The Huffington Post | National Review | Twitter | TechCrunch
Michelle Obama's speech to the Democratic National Convention Tuesday left members of the news media gasping for superlatives, Rebecca Shapiro writes in The Huffington Post.

CNN's Anderson Cooper tweeted that he has "never heard such a well delivered speech by a first lady ever." CNN's Wolf Blitzer echoed these sentiments, calling the speech "a grand slam." John King noted that Obama's speech was going to be "hard to top." CNN's Donna Brazile summed up the feeling in the convention center, tweeting "Love is in the air.

In his daily Morning Jolt email, the National Review's Jim Geraghty writes, "I actually thought Michelle Obama had a really good speech, probably as good a case as can be made for Obama under these circumstances."

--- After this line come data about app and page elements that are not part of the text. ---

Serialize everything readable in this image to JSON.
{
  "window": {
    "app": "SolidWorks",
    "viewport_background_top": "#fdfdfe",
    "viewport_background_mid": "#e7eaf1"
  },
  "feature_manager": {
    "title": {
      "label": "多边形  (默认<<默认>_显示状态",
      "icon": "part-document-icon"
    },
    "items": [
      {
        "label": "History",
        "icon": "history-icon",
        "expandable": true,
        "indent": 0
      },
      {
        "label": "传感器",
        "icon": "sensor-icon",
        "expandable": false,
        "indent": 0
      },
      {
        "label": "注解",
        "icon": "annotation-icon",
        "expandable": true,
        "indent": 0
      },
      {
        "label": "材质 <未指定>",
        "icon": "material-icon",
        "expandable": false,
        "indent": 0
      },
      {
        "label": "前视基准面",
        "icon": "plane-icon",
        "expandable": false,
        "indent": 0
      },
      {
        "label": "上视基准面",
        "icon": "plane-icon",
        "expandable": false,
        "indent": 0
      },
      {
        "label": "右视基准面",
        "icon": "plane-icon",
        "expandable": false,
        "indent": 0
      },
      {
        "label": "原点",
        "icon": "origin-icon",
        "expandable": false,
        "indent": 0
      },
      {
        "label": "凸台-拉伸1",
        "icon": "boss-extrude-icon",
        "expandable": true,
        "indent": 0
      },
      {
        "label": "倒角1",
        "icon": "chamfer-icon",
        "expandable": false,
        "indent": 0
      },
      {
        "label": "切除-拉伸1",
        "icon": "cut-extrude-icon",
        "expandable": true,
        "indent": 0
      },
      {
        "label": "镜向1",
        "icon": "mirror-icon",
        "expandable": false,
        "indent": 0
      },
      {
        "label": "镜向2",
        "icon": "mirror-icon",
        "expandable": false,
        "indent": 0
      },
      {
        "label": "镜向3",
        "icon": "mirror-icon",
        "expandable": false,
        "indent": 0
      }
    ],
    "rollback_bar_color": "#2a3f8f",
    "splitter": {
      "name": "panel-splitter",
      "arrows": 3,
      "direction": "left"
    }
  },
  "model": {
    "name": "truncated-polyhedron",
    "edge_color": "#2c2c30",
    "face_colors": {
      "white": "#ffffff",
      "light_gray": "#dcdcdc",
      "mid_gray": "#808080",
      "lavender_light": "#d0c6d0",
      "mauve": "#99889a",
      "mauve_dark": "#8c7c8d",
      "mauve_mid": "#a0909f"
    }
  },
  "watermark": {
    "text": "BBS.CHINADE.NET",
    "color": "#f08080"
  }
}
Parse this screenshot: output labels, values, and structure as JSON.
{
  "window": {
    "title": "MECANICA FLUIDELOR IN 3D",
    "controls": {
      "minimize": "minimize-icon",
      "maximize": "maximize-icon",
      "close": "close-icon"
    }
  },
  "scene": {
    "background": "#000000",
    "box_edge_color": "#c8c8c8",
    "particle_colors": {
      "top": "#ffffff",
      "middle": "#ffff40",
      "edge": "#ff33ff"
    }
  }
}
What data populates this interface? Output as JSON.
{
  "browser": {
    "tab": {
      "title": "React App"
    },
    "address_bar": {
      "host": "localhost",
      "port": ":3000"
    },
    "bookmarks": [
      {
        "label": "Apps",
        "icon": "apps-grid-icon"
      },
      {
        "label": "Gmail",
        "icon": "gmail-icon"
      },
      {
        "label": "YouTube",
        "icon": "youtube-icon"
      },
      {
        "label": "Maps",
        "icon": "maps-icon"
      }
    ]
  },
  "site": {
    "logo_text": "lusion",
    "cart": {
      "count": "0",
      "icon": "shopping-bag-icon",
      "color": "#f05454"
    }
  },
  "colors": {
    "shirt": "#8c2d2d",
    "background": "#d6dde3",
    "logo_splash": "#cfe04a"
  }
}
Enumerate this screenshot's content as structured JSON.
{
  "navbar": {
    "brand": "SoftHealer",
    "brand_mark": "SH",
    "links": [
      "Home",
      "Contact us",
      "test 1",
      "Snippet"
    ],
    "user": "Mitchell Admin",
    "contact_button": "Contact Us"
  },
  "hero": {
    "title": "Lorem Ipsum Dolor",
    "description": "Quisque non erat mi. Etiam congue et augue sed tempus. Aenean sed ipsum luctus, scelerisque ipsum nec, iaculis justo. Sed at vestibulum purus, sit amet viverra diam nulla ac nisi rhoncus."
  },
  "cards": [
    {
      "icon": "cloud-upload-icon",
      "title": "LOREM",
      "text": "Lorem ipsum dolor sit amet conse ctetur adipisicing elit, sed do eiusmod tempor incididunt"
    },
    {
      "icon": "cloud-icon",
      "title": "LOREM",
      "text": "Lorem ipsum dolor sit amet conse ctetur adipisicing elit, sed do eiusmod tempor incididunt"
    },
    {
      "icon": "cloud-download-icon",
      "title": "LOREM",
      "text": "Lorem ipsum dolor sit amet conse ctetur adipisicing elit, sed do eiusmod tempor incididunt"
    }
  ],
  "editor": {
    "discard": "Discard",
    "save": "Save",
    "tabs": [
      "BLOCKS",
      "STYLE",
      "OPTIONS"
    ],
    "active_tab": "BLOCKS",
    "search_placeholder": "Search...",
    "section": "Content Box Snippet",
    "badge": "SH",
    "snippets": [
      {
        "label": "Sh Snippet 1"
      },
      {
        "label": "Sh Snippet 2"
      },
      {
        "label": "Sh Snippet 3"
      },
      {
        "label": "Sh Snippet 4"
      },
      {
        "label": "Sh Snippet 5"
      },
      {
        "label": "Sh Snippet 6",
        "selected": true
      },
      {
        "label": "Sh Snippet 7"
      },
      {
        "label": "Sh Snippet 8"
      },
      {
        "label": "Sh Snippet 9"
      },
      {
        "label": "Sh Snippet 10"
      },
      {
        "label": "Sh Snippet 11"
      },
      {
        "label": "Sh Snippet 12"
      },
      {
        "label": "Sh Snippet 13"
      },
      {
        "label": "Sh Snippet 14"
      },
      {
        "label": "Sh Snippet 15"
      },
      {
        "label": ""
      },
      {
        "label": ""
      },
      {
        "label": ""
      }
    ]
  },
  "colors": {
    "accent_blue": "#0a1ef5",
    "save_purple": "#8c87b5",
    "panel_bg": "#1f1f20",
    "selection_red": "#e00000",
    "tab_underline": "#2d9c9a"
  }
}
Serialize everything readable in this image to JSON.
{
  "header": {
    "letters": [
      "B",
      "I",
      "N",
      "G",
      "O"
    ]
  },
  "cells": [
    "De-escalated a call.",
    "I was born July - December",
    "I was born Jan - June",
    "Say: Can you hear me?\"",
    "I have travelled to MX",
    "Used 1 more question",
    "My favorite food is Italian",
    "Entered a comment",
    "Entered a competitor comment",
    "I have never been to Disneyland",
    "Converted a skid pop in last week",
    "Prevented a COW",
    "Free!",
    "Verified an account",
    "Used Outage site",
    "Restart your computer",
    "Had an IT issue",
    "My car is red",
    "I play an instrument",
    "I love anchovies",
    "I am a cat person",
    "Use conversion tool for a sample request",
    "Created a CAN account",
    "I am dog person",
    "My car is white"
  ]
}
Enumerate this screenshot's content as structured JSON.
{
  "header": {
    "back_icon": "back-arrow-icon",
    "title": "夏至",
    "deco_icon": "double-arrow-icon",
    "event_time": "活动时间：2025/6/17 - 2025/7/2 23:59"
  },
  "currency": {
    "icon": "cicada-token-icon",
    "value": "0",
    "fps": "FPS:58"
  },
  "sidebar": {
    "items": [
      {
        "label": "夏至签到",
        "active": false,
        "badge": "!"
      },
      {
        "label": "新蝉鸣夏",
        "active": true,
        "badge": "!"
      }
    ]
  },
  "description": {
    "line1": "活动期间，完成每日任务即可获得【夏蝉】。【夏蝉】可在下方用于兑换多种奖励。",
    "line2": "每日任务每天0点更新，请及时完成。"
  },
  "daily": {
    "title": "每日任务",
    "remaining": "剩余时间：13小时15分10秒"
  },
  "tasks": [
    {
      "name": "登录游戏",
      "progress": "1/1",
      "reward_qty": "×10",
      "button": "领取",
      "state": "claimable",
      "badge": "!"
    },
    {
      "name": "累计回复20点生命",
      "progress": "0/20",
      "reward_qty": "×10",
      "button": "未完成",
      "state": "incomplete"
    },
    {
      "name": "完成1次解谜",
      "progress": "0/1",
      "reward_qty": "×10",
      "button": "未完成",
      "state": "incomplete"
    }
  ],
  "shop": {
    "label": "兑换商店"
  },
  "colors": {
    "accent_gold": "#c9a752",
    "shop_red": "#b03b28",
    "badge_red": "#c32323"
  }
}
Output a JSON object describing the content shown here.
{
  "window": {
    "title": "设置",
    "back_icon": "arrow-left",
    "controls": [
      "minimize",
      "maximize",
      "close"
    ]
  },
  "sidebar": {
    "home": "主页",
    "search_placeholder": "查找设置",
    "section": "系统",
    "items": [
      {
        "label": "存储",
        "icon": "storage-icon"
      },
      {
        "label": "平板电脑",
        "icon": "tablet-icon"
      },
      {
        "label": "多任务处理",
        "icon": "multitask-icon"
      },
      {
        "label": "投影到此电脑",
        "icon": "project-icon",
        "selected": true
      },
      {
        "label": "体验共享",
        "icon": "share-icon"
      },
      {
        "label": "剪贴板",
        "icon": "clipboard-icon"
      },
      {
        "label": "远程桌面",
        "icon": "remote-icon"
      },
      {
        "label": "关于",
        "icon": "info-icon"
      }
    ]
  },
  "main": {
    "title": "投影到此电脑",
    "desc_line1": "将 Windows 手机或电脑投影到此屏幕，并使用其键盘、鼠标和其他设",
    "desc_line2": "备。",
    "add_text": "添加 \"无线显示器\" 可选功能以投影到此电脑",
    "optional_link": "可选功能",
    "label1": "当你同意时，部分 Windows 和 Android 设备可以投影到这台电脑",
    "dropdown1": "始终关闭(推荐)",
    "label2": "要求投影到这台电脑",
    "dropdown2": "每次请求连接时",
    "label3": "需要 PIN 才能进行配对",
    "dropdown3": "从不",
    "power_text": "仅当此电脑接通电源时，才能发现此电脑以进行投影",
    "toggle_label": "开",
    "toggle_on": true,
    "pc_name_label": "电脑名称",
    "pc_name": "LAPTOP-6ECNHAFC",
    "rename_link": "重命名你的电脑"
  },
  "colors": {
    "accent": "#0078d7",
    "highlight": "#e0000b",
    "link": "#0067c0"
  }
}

And if you accept the notion that the number of tweets sent during an event is a useful journalistic metric, Twitter has stats for you. Three million DNC-related tweets flew Tuesday night, compared with four million over the course of the entire Republican National Convention, Adam Sharp writes. Also:

Among tonight’s keynotes, First Lady Michelle Obama’s (@MichelleObama) primetime speech peaked at 28,003 Tweets per minute (TPM) at its conclusion — nearly double Republican candidate Mitt Romney’s (@MittRomney) 14,289 peak. One line in her speech this evening — “we've got so much more to do” — saw 22,004 TPM.

"The next step though is for a sentiment analysis company to step in and tell us what all of these tweets mean for each party," Drew Olanoff writes in TechCrunch. (My guess? It simply bears out Pew's recent report that more Democrats than Republicans use social networks to talk politics.)

Back to the speech: Who wrote this triumph? Atlantic Digital Editor Bob Cohn tweeted that Bob Schieffer had reported Obama wrote the speech herself, a claim that seems at odds with the laws of physics in federal Washington: Surely someone is gonna try to take credit for this thing.

In a New York Times piece published Monday, Jodi Kantor wrote "Behind the scenes, Mrs. Obama’s advocacy for her husband can be so forceful that speechwriters have had to tone it down over the years for public presentation, aides say."